Problem statement: Every entry below, first to last, should be restated word for word.

Data about app and page elements:

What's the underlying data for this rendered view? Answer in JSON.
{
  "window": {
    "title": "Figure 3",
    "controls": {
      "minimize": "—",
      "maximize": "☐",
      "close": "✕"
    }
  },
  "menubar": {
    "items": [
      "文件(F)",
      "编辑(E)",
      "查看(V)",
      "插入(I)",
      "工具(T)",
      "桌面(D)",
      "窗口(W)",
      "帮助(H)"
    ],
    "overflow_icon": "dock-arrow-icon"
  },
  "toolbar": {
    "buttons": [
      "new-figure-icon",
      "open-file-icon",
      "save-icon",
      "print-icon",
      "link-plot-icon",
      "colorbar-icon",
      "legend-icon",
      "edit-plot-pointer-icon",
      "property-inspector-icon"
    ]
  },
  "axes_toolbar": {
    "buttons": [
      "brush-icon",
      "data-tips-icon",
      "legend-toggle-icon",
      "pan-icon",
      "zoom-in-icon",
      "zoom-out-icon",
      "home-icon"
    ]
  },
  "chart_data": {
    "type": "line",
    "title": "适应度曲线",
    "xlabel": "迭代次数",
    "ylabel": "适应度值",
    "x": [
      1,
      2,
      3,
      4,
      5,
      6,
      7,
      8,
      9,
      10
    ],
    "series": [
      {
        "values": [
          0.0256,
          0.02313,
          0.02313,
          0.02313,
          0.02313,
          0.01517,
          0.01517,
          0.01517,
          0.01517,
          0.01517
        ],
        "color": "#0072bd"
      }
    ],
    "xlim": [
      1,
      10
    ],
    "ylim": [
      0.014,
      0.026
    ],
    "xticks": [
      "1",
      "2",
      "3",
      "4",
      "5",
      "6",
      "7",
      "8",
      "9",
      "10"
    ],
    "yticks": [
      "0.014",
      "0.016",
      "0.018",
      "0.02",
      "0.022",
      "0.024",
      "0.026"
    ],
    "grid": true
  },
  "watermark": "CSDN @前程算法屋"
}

Answer box:
What's the underlying data for this rendered view? Answer in JSON.
{
  "window": {
    "title": "Figure 3",
    "controls": {
      "minimize": "—",
      "maximize": "☐",
      "close": "✕"
    }
  },
  "menubar": {
    "items": [
      "文件(F)",
      "编辑(E)",
      "查看(V)",
      "插入(I)",
      "工具(T)",
      "桌面(D)",
      "窗口(W)",
      "帮助(H)"
    ],
    "overflow_icon": "dock-arrow-icon"
  },
  "toolbar": {
    "buttons": [
      "new-figure-icon",
      "open-file-icon",
      "save-icon",
      "print-icon",
      "link-plot-icon",
      "colorbar-icon",
      "legend-icon",
      "edit-plot-pointer-icon",
      "property-inspector-icon"
    ]
  },
  "axes_toolbar": {
    "buttons": [
      "brush-icon",
      "data-tips-icon",
      "legend-toggle-icon",
      "pan-icon",
      "zoom-in-icon",
      "zoom-out-icon",
      "home-icon"
    ]
  },
  "chart_data": {
    "type": "line",
    "title": "适应度曲线",
    "xlabel": "迭代次数",
    "ylabel": "适应度值",
    "x": [
      1,
      2,
      3,
      4,
      5,
      6,
      7,
      8,
      9,
      10
    ],
    "series": [
      {
        "values": [
          0.0256,
          0.02313,
          0.02313,
          0.02313,
          0.02313,
          0.01517,
          0.01517,
          0.01517,
          0.01517,
          0.01517
        ],
        "color": "#0072bd"
      }
    ],
    "xlim": [
      1,
      10
    ],
    "ylim": [
      0.014,
      0.026
    ],
    "xticks": [
      "1",
      "2",
      "3",
      "4",
      "5",
      "6",
      "7",
      "8",
      "9",
      "10"
    ],
    "yticks": [
      "0.014",
      "0.016",
      "0.018",
      "0.02",
      "0.022",
      "0.024",
      "0.026"
    ],
    "grid": true
  },
  "watermark": "CSDN @前程算法屋"
}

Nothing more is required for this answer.